International Cooperation In 2020, The Ministry Secured Development Financing Agreements Worth $9.8 Billion During The Year

Egypt Signs $252m Financing Agreements For Education In 2020

Egypt signed financing agreements worth $252 million in 2020 from multilateral and bilateral partners in Education, from the USAID, Saudi Fund, South Korea, Italy and Germany, according to Ministry of International Cooperation 2020 Annual Report.

The report revealed that the ministry secured 4 grants from the United States of America; $15 million for the Basic Education Development Program in the second phase; $26.5 million for a project to stimulate trade and investment in Egypt; $30 million for the Egyptian-American Higher Education Initiative, and $4 million for the Egyptian-American cooperation in science and technology.  A $2.5 million Italian grant was also provided for a project to expand applied technology in schools and enhance the skills of teachers, and a $2.9 million grant came from Korea to develop a system for automating intellectual property systems.

“Germany also provided 4 grants; the first amounting to $13.8 million for a project to rehabilitate vocational schools, $5.4 million for a project to support the dual education system in Egypt, and $4.4 million and $6.6 million for a project to encourage employment. The Saudi Fund for Development provided $140.8 million to complete the King Salman International University,” it showed. Minister of International Cooperation Rania Al-Mashat stressed that the funds are allocated in line with the placing of ‘People at the Core, Projects in Action, and Purpose as the Driver’, the ministry’s Global Partnerships Narrative.

“Egypt is currently operating under a new “Education 2.0” system with a focus on digitising education by providing servers, screens and tablets to 25,000 public schools, changing the assessment model for high school and other levels of education in the future, and uploading the curricula from kindergarten through to Grade 12 to a digital library online that is freely accessible,” she noted. According to the report, this reform is supported by the partnership between the Ministry of International Cooperation and the World Bank, and is helping improve education services to 12.2 million primary school students, 8.9 million in junior high and 2.8 million at the secondary level. The project, worth $500 million supports increasing access to quality kindergarten education, improving the quality of learning and adopting technology as a vehicle to achieve reform objectives.

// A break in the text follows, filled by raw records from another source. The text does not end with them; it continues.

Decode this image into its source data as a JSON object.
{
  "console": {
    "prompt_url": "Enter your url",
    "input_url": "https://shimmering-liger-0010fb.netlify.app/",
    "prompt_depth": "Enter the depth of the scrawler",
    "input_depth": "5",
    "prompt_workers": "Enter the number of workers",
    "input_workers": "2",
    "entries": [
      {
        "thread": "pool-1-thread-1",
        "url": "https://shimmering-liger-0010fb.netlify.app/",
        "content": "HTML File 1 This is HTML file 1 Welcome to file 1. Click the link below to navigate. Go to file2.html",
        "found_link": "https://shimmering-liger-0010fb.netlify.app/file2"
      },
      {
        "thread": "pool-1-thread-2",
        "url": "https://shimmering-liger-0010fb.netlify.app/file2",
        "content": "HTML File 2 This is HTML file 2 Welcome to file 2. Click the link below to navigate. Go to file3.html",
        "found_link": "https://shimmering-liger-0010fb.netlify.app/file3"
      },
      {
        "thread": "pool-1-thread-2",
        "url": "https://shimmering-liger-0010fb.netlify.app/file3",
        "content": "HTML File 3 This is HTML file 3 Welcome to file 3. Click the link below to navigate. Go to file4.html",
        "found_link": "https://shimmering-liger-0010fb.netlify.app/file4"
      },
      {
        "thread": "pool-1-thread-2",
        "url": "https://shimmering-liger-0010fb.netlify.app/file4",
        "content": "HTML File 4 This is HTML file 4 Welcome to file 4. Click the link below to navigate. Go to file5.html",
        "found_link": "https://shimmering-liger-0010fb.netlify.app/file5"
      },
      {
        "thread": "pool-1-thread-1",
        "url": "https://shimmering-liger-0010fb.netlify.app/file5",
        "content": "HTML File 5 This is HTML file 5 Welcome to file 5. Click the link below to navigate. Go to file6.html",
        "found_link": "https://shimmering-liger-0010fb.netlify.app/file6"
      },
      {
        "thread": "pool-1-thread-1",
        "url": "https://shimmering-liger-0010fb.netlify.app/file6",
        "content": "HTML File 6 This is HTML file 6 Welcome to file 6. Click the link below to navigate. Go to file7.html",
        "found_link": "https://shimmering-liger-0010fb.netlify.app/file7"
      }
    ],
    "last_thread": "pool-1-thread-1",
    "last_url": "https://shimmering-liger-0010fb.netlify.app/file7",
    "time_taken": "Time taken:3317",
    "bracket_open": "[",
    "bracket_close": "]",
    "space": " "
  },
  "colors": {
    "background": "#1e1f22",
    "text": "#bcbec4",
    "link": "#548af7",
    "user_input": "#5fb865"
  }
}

“Education is at the heart of sustainable development,” the minister stated, clarifying that the output that the education system produces  and its youth are what is necessary for economic growth. There are 36 projects on SDG 4: Quality Education amounting to $2.361 billion, 9.2 percent of the total ODA. Many of the education projects also support other SDGs, such as SDG 5: Gender Equality.  The availability of education needs to encompass the demands of the future and this includes access to basic education, vocational training, primary and cc, and higher education. All of which, Egypt has been working to develop in 2020. Due to COVID-19, schools and universities adapted to months of online learning, which proved and emphasized the importance of technology in education.

“One of the latest developments in the education sector was also the addition of Chinese language classes. In September 2020, a Memorandum of Understanding between the Ministry of Education and Technical Education and Confucius Institute in China was signed agreeing to teach Chinese in preparatory and secondary schools as an optional foreign language. This deal lasts for six years and can be perpetually renewed,” she noted. The report stated that multilingualism is a positive factor in any economy  as it ensures that our next generation of students will have the knowledge and skills, they need to increase their opportunities and expand their horizons.

The goal in Egypt is to educate a youth that is ready to become the drivers of the country’s development. A digital future requires a tech-savvy generation.  According to the annual report by the Ministry of International Cooperation in 2020, the ministry secured development financing agreements worth $9.8 billion during the year; $6.7 billion for financing sovereign projects, and $3.1 billion in support of the private sector.

This news was originally published at Egypt To Day